Thank you. Those two little words can mean the world – but is the old-fashioned art of writing cards to say them dying out?
While many of us may fire off a email, compose a WhatsApp or post a Facebook message to express our gratitude these days, new research has revealed that putting pen to paper and sending a thank you card could be much more beneficial for everyone involved.
The research, conducted at the University of Chicago and the University of Texas at Austin, showed that sending letters to share our thanks can promote feelings of wellbeing for both parties, and make us feel less awkward about sharing our emotions.
Scientists asked participants to pen a letter to someone they wanted to say thank you to, and predict how they thought the person receiving the note would feel. In almost every case, they overestimated how uncomfortable recipients might feel, and underestimated how positive the response would be.
‘We looked at what’s correlating with people’s likelihood of expressing gratitude – what drives those choices – and what we found is that predictions or expectations of that awkwardness, that anticipation of how a recipient would feel – those are the things that matter when people are deciding whether to express gratitude or not,’ explained Amit Kumar, assistant professor of marketing at University of Texas at Austin.

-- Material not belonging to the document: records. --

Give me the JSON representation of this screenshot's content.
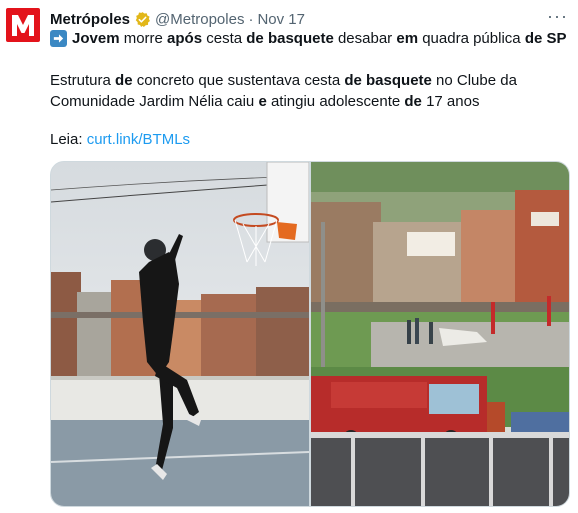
{
  "author": {
    "name": "Metrópoles",
    "handle": "@Metropoles",
    "separator": "·",
    "date": "Nov 17",
    "avatar_color": "#e3131b",
    "verified_badge": "gold-check-icon"
  },
  "more_label": "···",
  "headline": {
    "emoji": "right-arrow-icon",
    "w1": "Jovem",
    "w2": "morre",
    "w3": "após",
    "w4": "cesta",
    "w5": "de basquete",
    "w6": "desabar",
    "w7": "em",
    "w8": "quadra pública",
    "w9": "de SP"
  },
  "body": {
    "p1": "Estrutura ",
    "p2": "de",
    "p3": " concreto que sustentava cesta ",
    "p4": "de basquete",
    "p5": " no Clube da Comunidade Jardim Nélia caiu ",
    "p6": "e",
    "p7": " atingiu adolescente ",
    "p8": "de",
    "p9": " 17 anos"
  },
  "leia_label": "Leia:",
  "link_text": "curt.link/BTMLs",
  "colors": {
    "link": "#1d9bf0",
    "muted": "#536471",
    "border": "#cfd9de"
  }
}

‘People often fret that they won’t be able to express their appreciation eloquently enough. When we’re thinking about ourselves, we tend to think about how competent we are, and whether we are going to be articulate in how we’re expressing gratitude.’

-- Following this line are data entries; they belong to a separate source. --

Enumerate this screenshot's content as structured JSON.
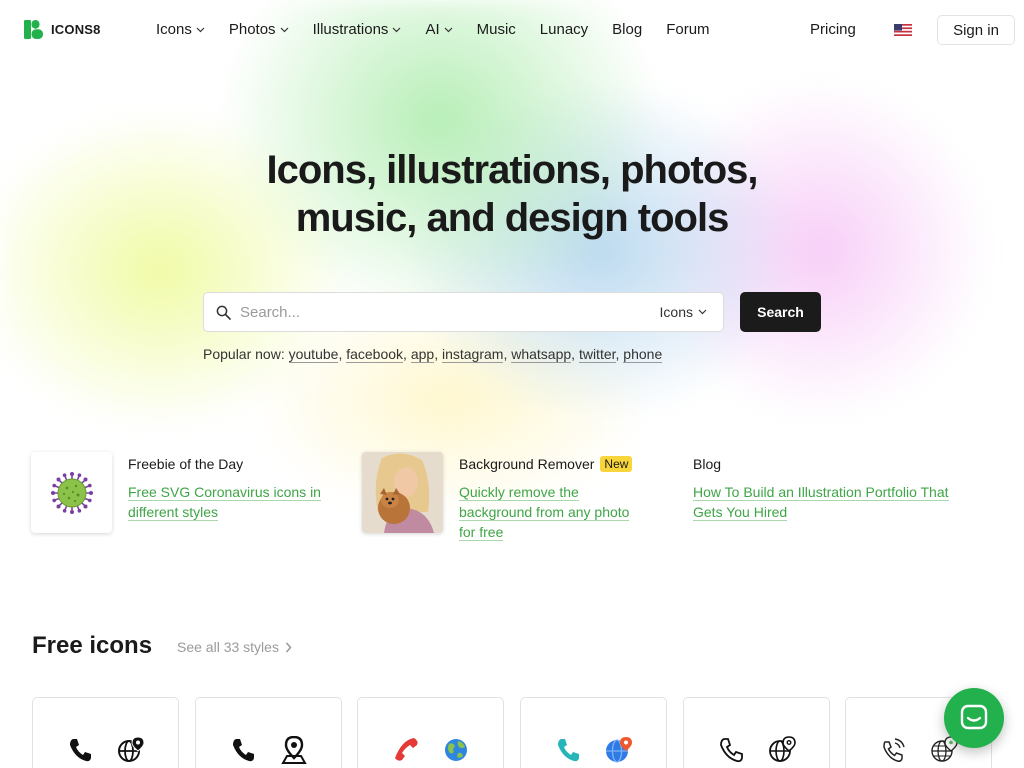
{
  "header": {
    "logo_text": "ICONS8",
    "nav": [
      {
        "label": "Icons",
        "dropdown": true
      },
      {
        "label": "Photos",
        "dropdown": true
      },
      {
        "label": "Illustrations",
        "dropdown": true
      },
      {
        "label": "AI",
        "dropdown": true
      },
      {
        "label": "Music",
        "dropdown": false
      },
      {
        "label": "Lunacy",
        "dropdown": false
      },
      {
        "label": "Blog",
        "dropdown": false
      },
      {
        "label": "Forum",
        "dropdown": false
      }
    ],
    "pricing_label": "Pricing",
    "flag_icon": "us-flag-icon",
    "signin_label": "Sign in"
  },
  "hero": {
    "title_line1": "Icons, illustrations, photos,",
    "title_line2": "music, and design tools"
  },
  "search": {
    "placeholder": "Search...",
    "value": "",
    "type_selected": "Icons",
    "button_label": "Search"
  },
  "popular": {
    "label": "Popular now:",
    "items": [
      "youtube",
      "facebook",
      "app",
      "instagram",
      "whatsapp",
      "twitter",
      "phone"
    ]
  },
  "features": [
    {
      "title": "Freebie of the Day",
      "badge": "",
      "link": "Free SVG Coronavirus icons in different styles",
      "link_lines": [
        "Free SVG Coronavirus icons in",
        "different styles"
      ],
      "image": "coronavirus-icon"
    },
    {
      "title": "Background Remover",
      "badge": "New",
      "link": "Quickly remove the background from any photo for free",
      "link_lines": [
        "Quickly remove the",
        "background from any photo",
        "for free"
      ],
      "image": "woman-with-dog-photo"
    },
    {
      "title": "Blog",
      "badge": "",
      "link": "How To Build an Illustration Portfolio That Gets You Hired",
      "link_lines": [
        "How To Build an Illustration Portfolio That",
        "Gets You Hired"
      ],
      "image": ""
    }
  ],
  "free_icons": {
    "title": "Free icons",
    "see_all_label": "See all 33 styles",
    "styles": [
      {
        "icons": [
          "phone-icon",
          "globe-pin-icon"
        ]
      },
      {
        "icons": [
          "phone-icon",
          "map-pin-icon"
        ]
      },
      {
        "icons": [
          "red-phone-icon",
          "earth-globe-icon"
        ]
      },
      {
        "icons": [
          "teal-phone-icon",
          "blue-globe-pin-icon"
        ]
      },
      {
        "icons": [
          "phone-outline-icon",
          "globe-pin-outline-icon"
        ]
      },
      {
        "icons": [
          "ringing-phone-icon",
          "globe-pin-outline-icon"
        ]
      }
    ]
  },
  "chat": {
    "icon": "chat-icon"
  },
  "colors": {
    "brand_green": "#23b14d",
    "link_green": "#3fa547",
    "dark": "#1b1b1b",
    "badge_yellow": "#f7d53b"
  }
}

‘What we saw is that it only takes a couple of minutes to compose letters like these, thoughtful ones and sincere ones. It comes at little cost, but the benefits are larger than people expect.’